# Category Archives: Calculus

# Mean Value Theorem

# Optimization

# Rationalizing Technique

In addition direct substitution and the dividing out technique we also have the rationalizing technique. You will try using this technique when you see a radical in the problem.

# Dividing Out Technique

The first technique we discussed for finding a limit analytically is direct substitution. That strategy doesn’t work when we get an indeterminate form from the substitution such as 0/0.

One strategy to handle this form is the dividing out technique. This is where you factor both the numerator and denominator and cancel any common factor.

Here are some video examples.

This example has a quadratic to factor.

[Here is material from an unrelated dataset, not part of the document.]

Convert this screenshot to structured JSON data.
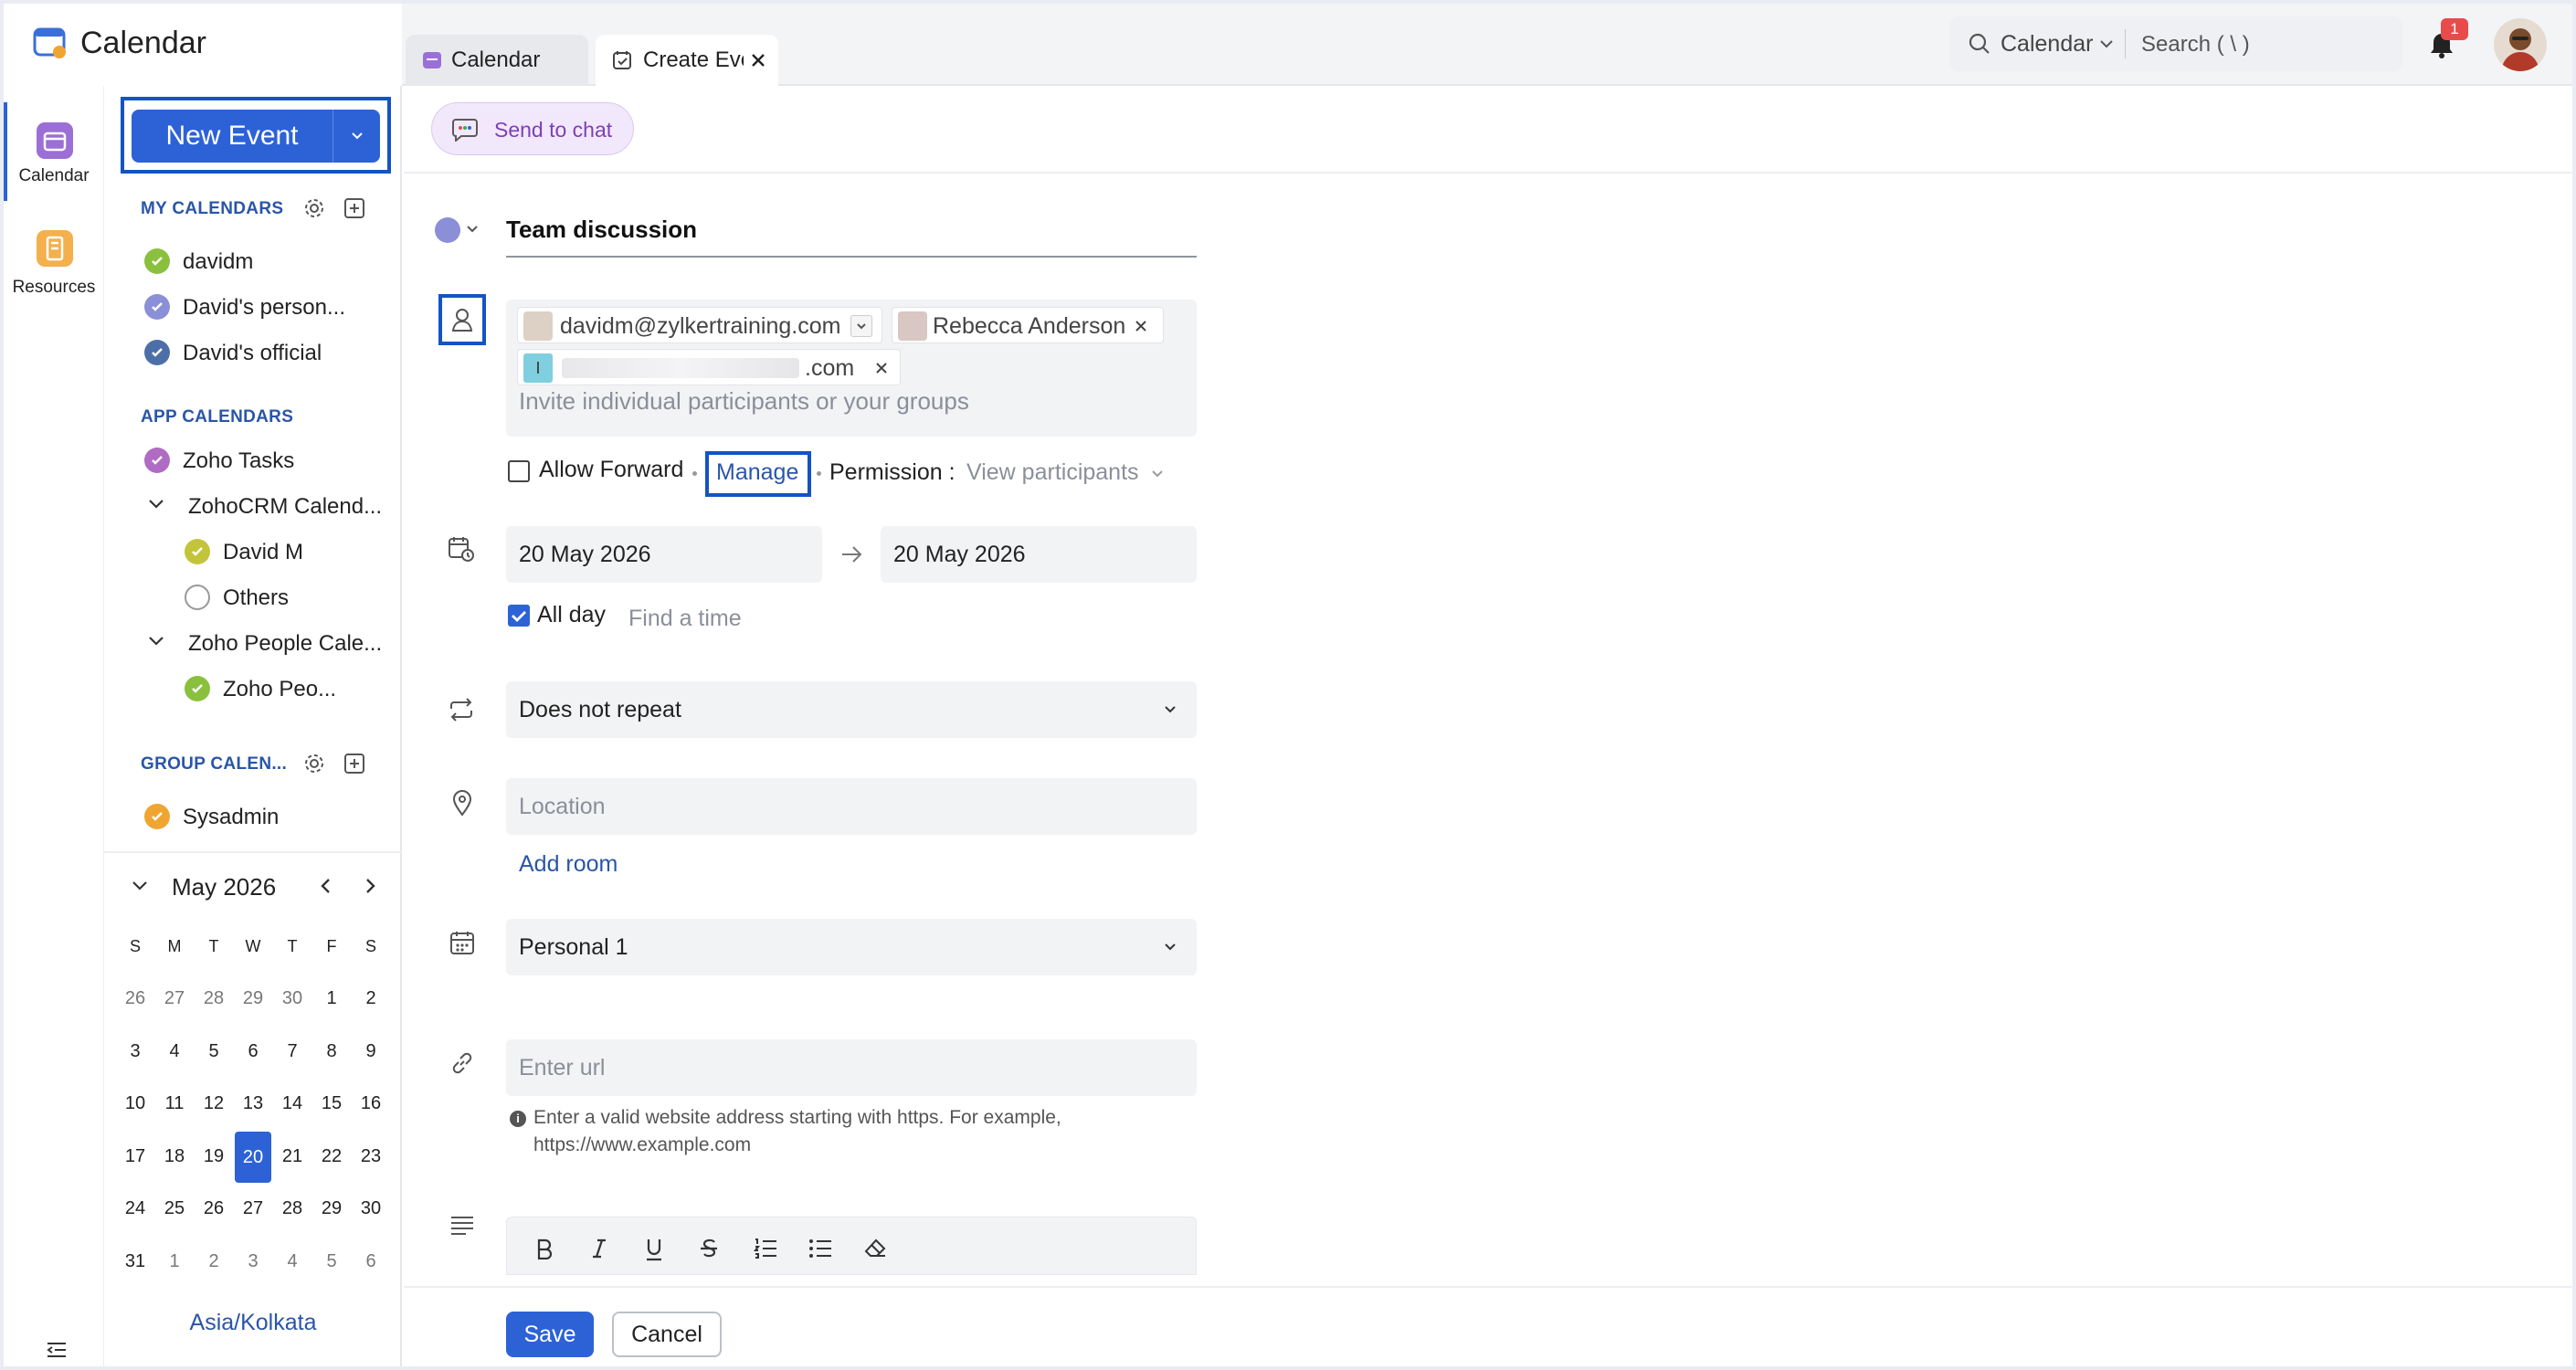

The first example in this video uses a special factoring technique called difference of squares. The second example in this video avoids factoring by using synthetic division to divide out.

The second example in this video matches the 2nd example in the video above but using the special factoring technique of difference of cubes instead of using synthetic division.

This video has an example that reviews factoring trinomials with a not equal 1.

# Formal Definition of a Limit

Let f be a function defined on an open interval containing c (except possibly c), and let L be a real number. The statement

.

means that for each > 0 there exist >0 such that

0< < then < .

Here is a video that demonstrates how to prove the limit is L using the delta-epsilon definition.

# Limit at a Hole

The function *f* below is undefined for x=-1. Using a table, analyze what is happening to *f(x)* as x approaches -1.

Filling out this table will help us decide what is happening to f(x) as x is getting closer to -1 from the left. (x’s that are smaller then -1)

x | -1.1 | -1.01 | -1.001 | -1.0001 | -1 |

f(x) | ? |

Filling out this table will help us decide what is happening to f(x) as x is getting closer to -1 from the right. (x’s that are larger then -1)

x | -.9 | -.99 | -.999 | -.9999 | -1 |

f(x) | ? |

Here is a video that will help you use the features in your calculator to fill in the values of the table:

x | -1.1 | -1.01 | -1.001 | -1.0001 | -1 |

f(x) | -2.79 | -2.9799 | -2.998 | -2.9998 | ? |

As you can see from the table, f(x) approaches -3 as x approaches -1 from the left. Symbolically as from the left would be written.

x | -.9 | -.99 | -.999 | -.9999 | -1 |

f(x) | -3.19 | -3.0199 | -3.002 | -3.0002 | ? |

As you can see from the table, f(x) approaches -3 as x approaches -1 from the right. Symbolically as from the right would be written.

These are called one sided limits.

**Informal Definition of a Limit: **If *f(x)* becomes arbitrarily close to a single number *L* as *x* approaches *c* from either side, then the **limit** of *f(x)* , as x approaches *c* is *L*.

In general:

In our example, f(x) becomes arbitrarily close to -3 as x approaches -1 from the left and right.

# Limit at a Hole

Use the graph, estimate the limit as x approaches -1.

The function *f* above is undefined for x=-1. By simplifying f(x) we find a function whose graph agrees with f(x) at every point except -1.

Since f(x) is undefined for x=-1 and we were able to cancel a common factor of x+1 from the numerator and denominator there is a hole in the graph of f(x) at x=-1

For f(x) to have a limit as x approaches -1 the one-sided limits must agree.

From the right:

From the left:

Since the one-sided limits agree, the limit exists.

Here are some practice problems.